Can expunged records be used against you in court:
Prosecutors and defendant’s lawyers can also call up records of previous convictions of a defendant. It can also be brought up if you are just a witness testifying in court and not as a defendant. The essence is to use the record during cross-examination so as to impugn your character and cast doubt on the credibility of your testimony. But not to worry, the law provides strict guidelines for use of such evidence.
The following persons in the applicable States can access your record once you have another conviction in the future:
- The Clerk of the court
- The district attorney general
- The circuit or criminal court judge
- The defendant and their attorney.
Does expungement show up on background checks:
Expunged criminal records will not show in criminal background checks. In Minnesota however, the following employers can see your criminal record when you are applying for the corresponding public positions such as:
- Criminal justice agencies: court administrative jobs, positions with juvenile court or state prisons, police officer jobs
- Human service agencies : social work positions, probation officer positions, counselors
- Department of Education : working in a public school
If my record is expunged, can I answer no to questions of previous convictions:
As you can see, some persons and authorities like courts, Judges, Prosecutors and Lawyers and certain employers can bring up your records after you have successfully expunged them and when circumstances arise. Aside those, no other persons can have access to them.
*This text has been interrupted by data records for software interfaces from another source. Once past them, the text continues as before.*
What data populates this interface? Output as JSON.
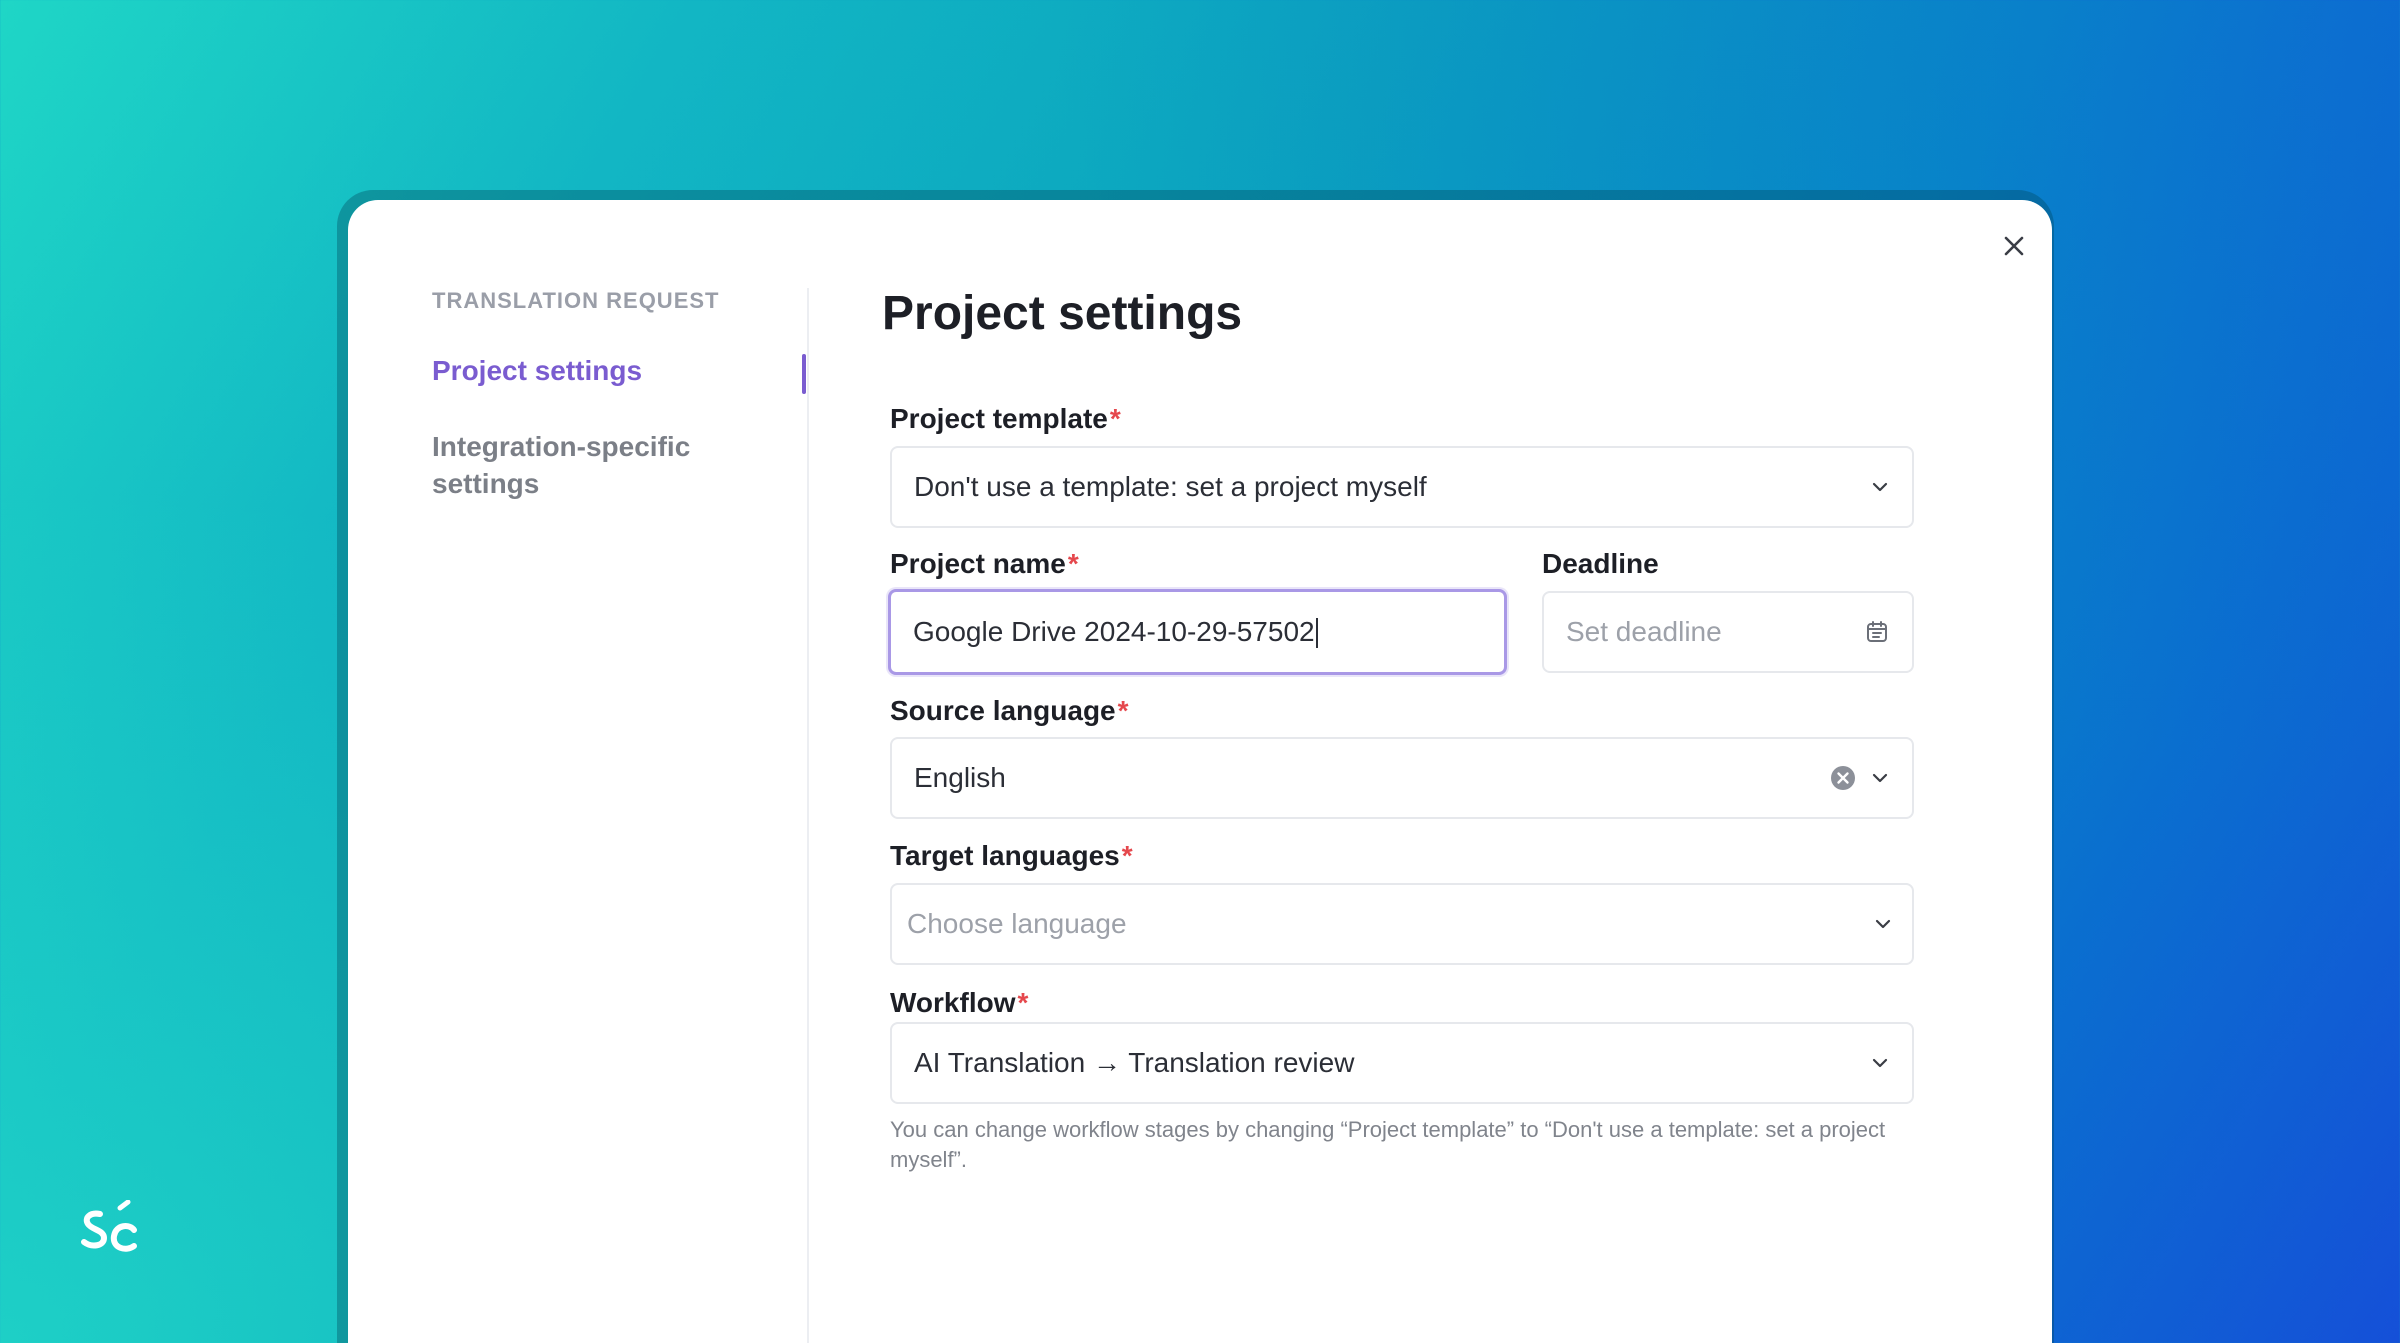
{
  "dialog": {
    "close_icon": "close-icon"
  },
  "sidebar": {
    "heading": "TRANSLATION REQUEST",
    "items": [
      {
        "label": "Project settings",
        "active": true
      },
      {
        "label": "Integration-specific settings",
        "line1": "Integration-specific",
        "line2": "settings",
        "active": false
      }
    ]
  },
  "main": {
    "title": "Project settings",
    "project_template": {
      "label": "Project template",
      "required": "*",
      "value": "Don't use a template: set a project myself",
      "icon": "chevron-down-icon"
    },
    "project_name": {
      "label": "Project name",
      "required": "*",
      "value": "Google Drive 2024-10-29-57502"
    },
    "deadline": {
      "label": "Deadline",
      "placeholder": "Set deadline",
      "icon": "calendar-icon"
    },
    "source_language": {
      "label": "Source language",
      "required": "*",
      "value": "English",
      "icons": [
        "clear-icon",
        "chevron-down-icon"
      ]
    },
    "target_languages": {
      "label": "Target languages",
      "required": "*",
      "placeholder": "Choose language",
      "icon": "chevron-down-icon"
    },
    "workflow": {
      "label": "Workflow",
      "required": "*",
      "value": "AI Translation → Translation review",
      "icon": "chevron-down-icon",
      "hint": "You can change workflow stages by changing “Project template” to “Don't use a template: set a project myself”."
    }
  },
  "brand": {
    "logo_icon": "smartcat-logo-icon",
    "accent": "#7a5cd0",
    "required_color": "#e5484d"
  }
}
There is assurance of a second chance at a clean record. A person who gets his records expunged can truthfully say “no” when asked whether the person have been convicted of a crime before.